### How to complete this task
All entries below are to be duplicated verbatim.

### Available data
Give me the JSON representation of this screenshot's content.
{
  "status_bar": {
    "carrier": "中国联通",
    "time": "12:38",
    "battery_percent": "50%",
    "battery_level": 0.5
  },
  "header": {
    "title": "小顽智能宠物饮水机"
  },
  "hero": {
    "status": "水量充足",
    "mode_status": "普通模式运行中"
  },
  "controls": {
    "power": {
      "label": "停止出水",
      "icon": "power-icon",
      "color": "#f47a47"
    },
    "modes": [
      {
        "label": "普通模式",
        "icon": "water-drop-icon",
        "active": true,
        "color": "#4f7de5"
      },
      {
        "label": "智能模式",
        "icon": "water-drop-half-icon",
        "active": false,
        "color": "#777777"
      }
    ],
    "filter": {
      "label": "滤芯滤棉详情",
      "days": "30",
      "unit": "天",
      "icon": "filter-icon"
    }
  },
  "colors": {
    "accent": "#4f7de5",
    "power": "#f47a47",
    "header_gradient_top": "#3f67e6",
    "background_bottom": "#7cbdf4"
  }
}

### Answer to the exercise
Give me the JSON representation of this screenshot's content.
{
  "status_bar": {
    "carrier": "中国联通",
    "time": "12:38",
    "battery_percent": "50%",
    "battery_level": 0.5
  },
  "header": {
    "title": "小顽智能宠物饮水机"
  },
  "hero": {
    "status": "水量充足",
    "mode_status": "普通模式运行中"
  },
  "controls": {
    "power": {
      "label": "停止出水",
      "icon": "power-icon",
      "color": "#f47a47"
    },
    "modes": [
      {
        "label": "普通模式",
        "icon": "water-drop-icon",
        "active": true,
        "color": "#4f7de5"
      },
      {
        "label": "智能模式",
        "icon": "water-drop-half-icon",
        "active": false,
        "color": "#777777"
      }
    ],
    "filter": {
      "label": "滤芯滤棉详情",
      "days": "30",
      "unit": "天",
      "icon": "filter-icon"
    }
  },
  "colors": {
    "accent": "#4f7de5",
    "power": "#f47a47",
    "header_gradient_top": "#3f67e6",
    "background_bottom": "#7cbdf4"
  }
}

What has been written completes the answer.